== Segment start ==

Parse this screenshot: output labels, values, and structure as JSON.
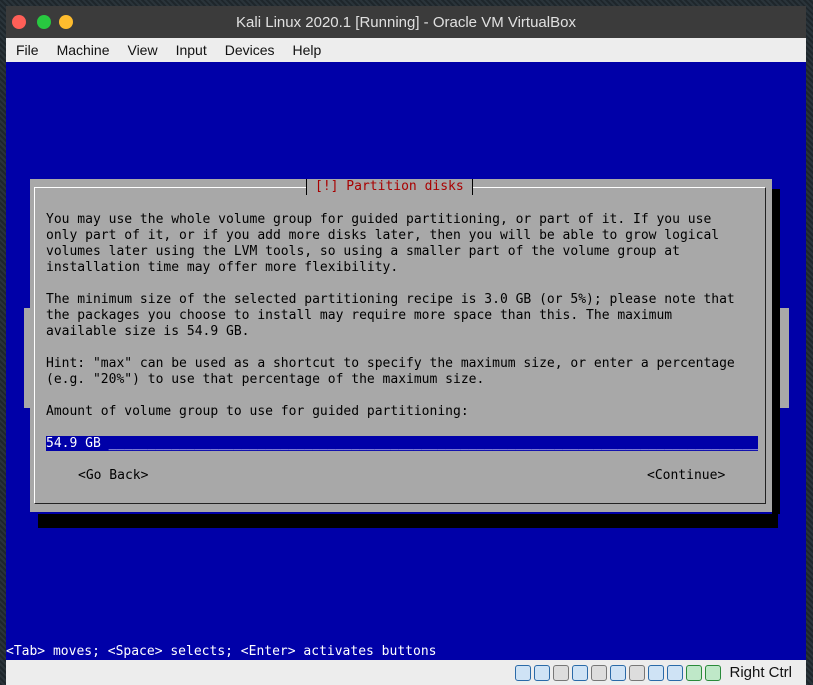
{
  "window": {
    "title": "Kali Linux 2020.1 [Running] - Oracle VM VirtualBox"
  },
  "menubar": {
    "items": [
      "File",
      "Machine",
      "View",
      "Input",
      "Devices",
      "Help"
    ]
  },
  "dialog": {
    "title": "[!] Partition disks",
    "paragraph1": "You may use the whole volume group for guided partitioning, or part of it. If you use\nonly part of it, or if you add more disks later, then you will be able to grow logical\nvolumes later using the LVM tools, so using a smaller part of the volume group at\ninstallation time may offer more flexibility.",
    "paragraph2": "The minimum size of the selected partitioning recipe is 3.0 GB (or 5%); please note that\nthe packages you choose to install may require more space than this. The maximum\navailable size is 54.9 GB.",
    "paragraph3": "Hint: \"max\" can be used as a shortcut to specify the maximum size, or enter a percentage\n(e.g. \"20%\") to use that percentage of the maximum size.",
    "prompt": "Amount of volume group to use for guided partitioning:",
    "input_value": "54.9 GB",
    "go_back_label": "<Go Back>",
    "continue_label": "<Continue>"
  },
  "hint_bar": "<Tab> moves; <Space> selects; <Enter> activates buttons",
  "statusbar": {
    "host_key": "Right Ctrl",
    "icons": [
      "hard-disk-icon",
      "optical-drive-icon",
      "audio-icon",
      "network-icon",
      "usb-icon",
      "shared-folders-icon",
      "display-icon",
      "recording-icon",
      "processor-icon",
      "mouse-integration-icon",
      "host-key-icon"
    ]
  }
}
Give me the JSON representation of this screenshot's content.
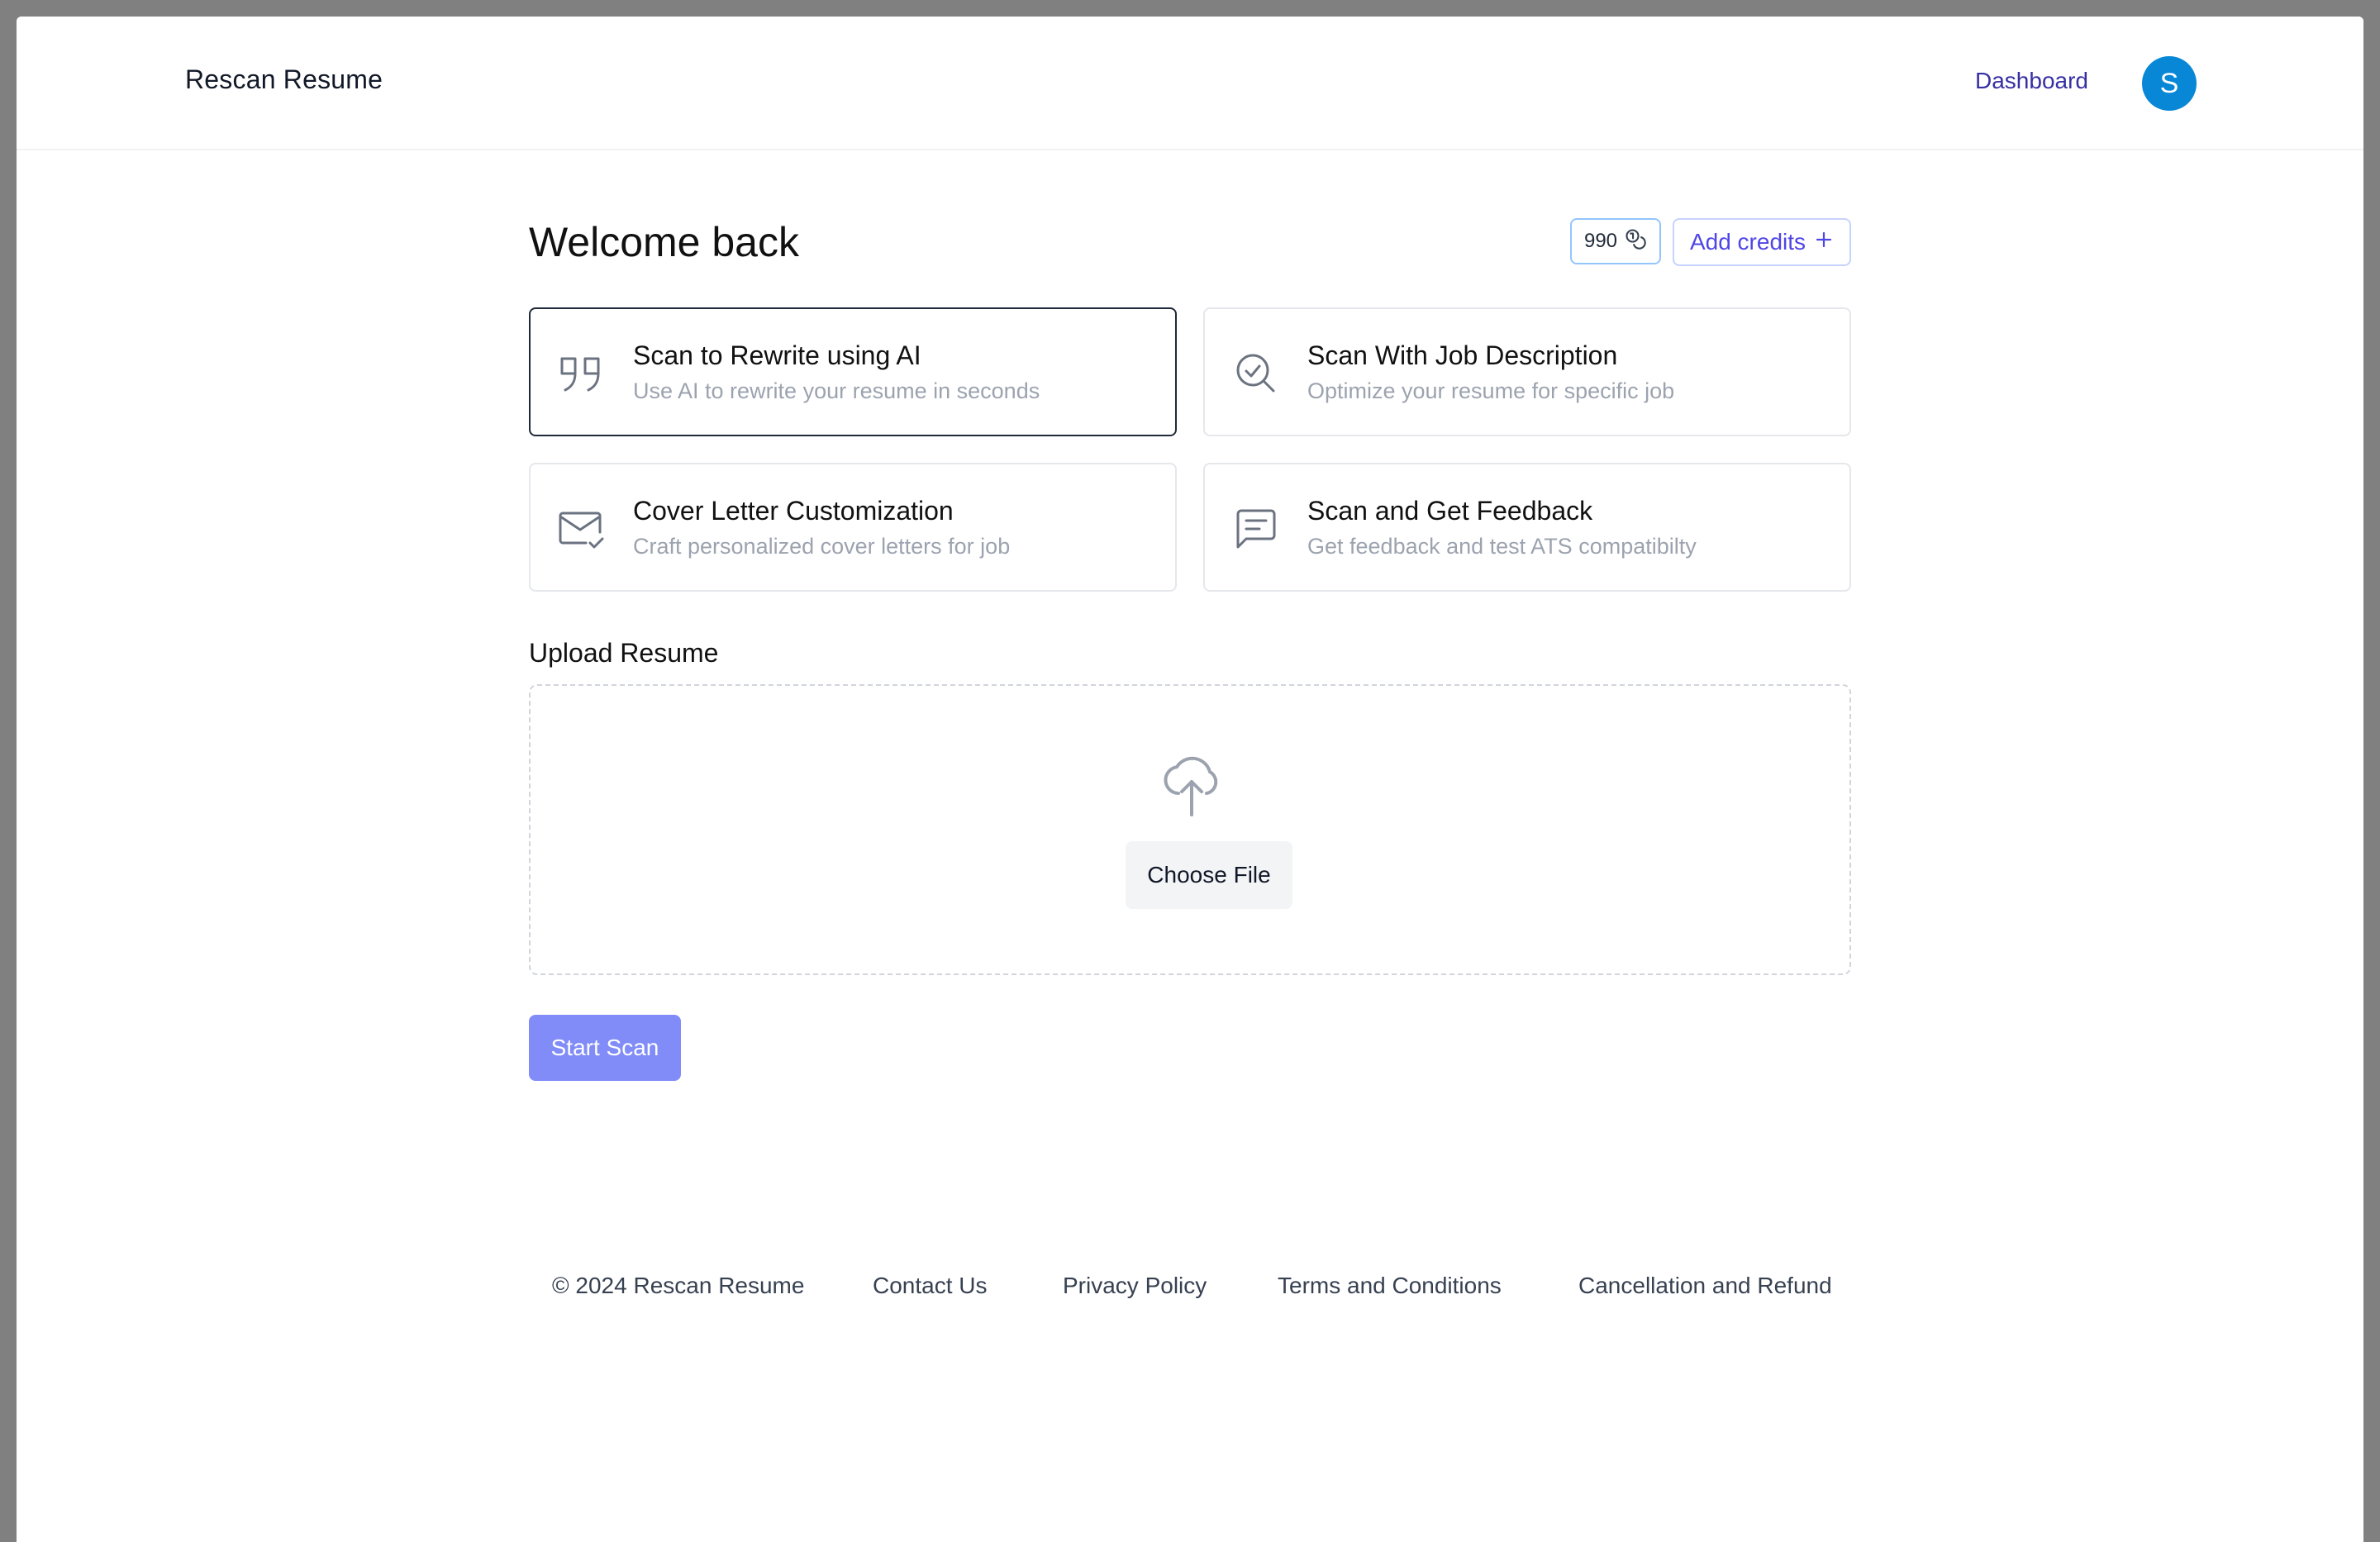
{
  "header": {
    "brand": "Rescan Resume",
    "nav_dashboard": "Dashboard",
    "avatar_initial": "S"
  },
  "main": {
    "title": "Welcome back",
    "credits": "990",
    "add_credits_label": "Add credits",
    "cards": [
      {
        "title": "Scan to Rewrite using AI",
        "subtitle": "Use AI to rewrite your resume in seconds",
        "icon": "quote-icon",
        "selected": true
      },
      {
        "title": "Scan With Job Description",
        "subtitle": "Optimize your resume for specific job",
        "icon": "search-check-icon",
        "selected": false
      },
      {
        "title": "Cover Letter Customization",
        "subtitle": "Craft personalized cover letters for job",
        "icon": "mail-check-icon",
        "selected": false
      },
      {
        "title": "Scan and Get Feedback",
        "subtitle": "Get feedback and test ATS compatibilty",
        "icon": "message-square-icon",
        "selected": false
      }
    ],
    "upload_label": "Upload Resume",
    "choose_file_label": "Choose File",
    "start_scan_label": "Start Scan"
  },
  "footer": {
    "copyright": "© 2024 Rescan Resume",
    "contact": "Contact Us",
    "privacy": "Privacy Policy",
    "terms": "Terms and Conditions",
    "cancellation": "Cancellation and Refund"
  },
  "colors": {
    "accent": "#4f46e5",
    "start_scan_bg": "#818cf8",
    "avatar_bg": "#0787d6",
    "nav_link": "#3730a3"
  }
}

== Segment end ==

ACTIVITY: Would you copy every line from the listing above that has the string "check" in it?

SOLUTION TO THIS EXERCISE:
        "icon": "search-check-icon",
        "icon": "mail-check-icon",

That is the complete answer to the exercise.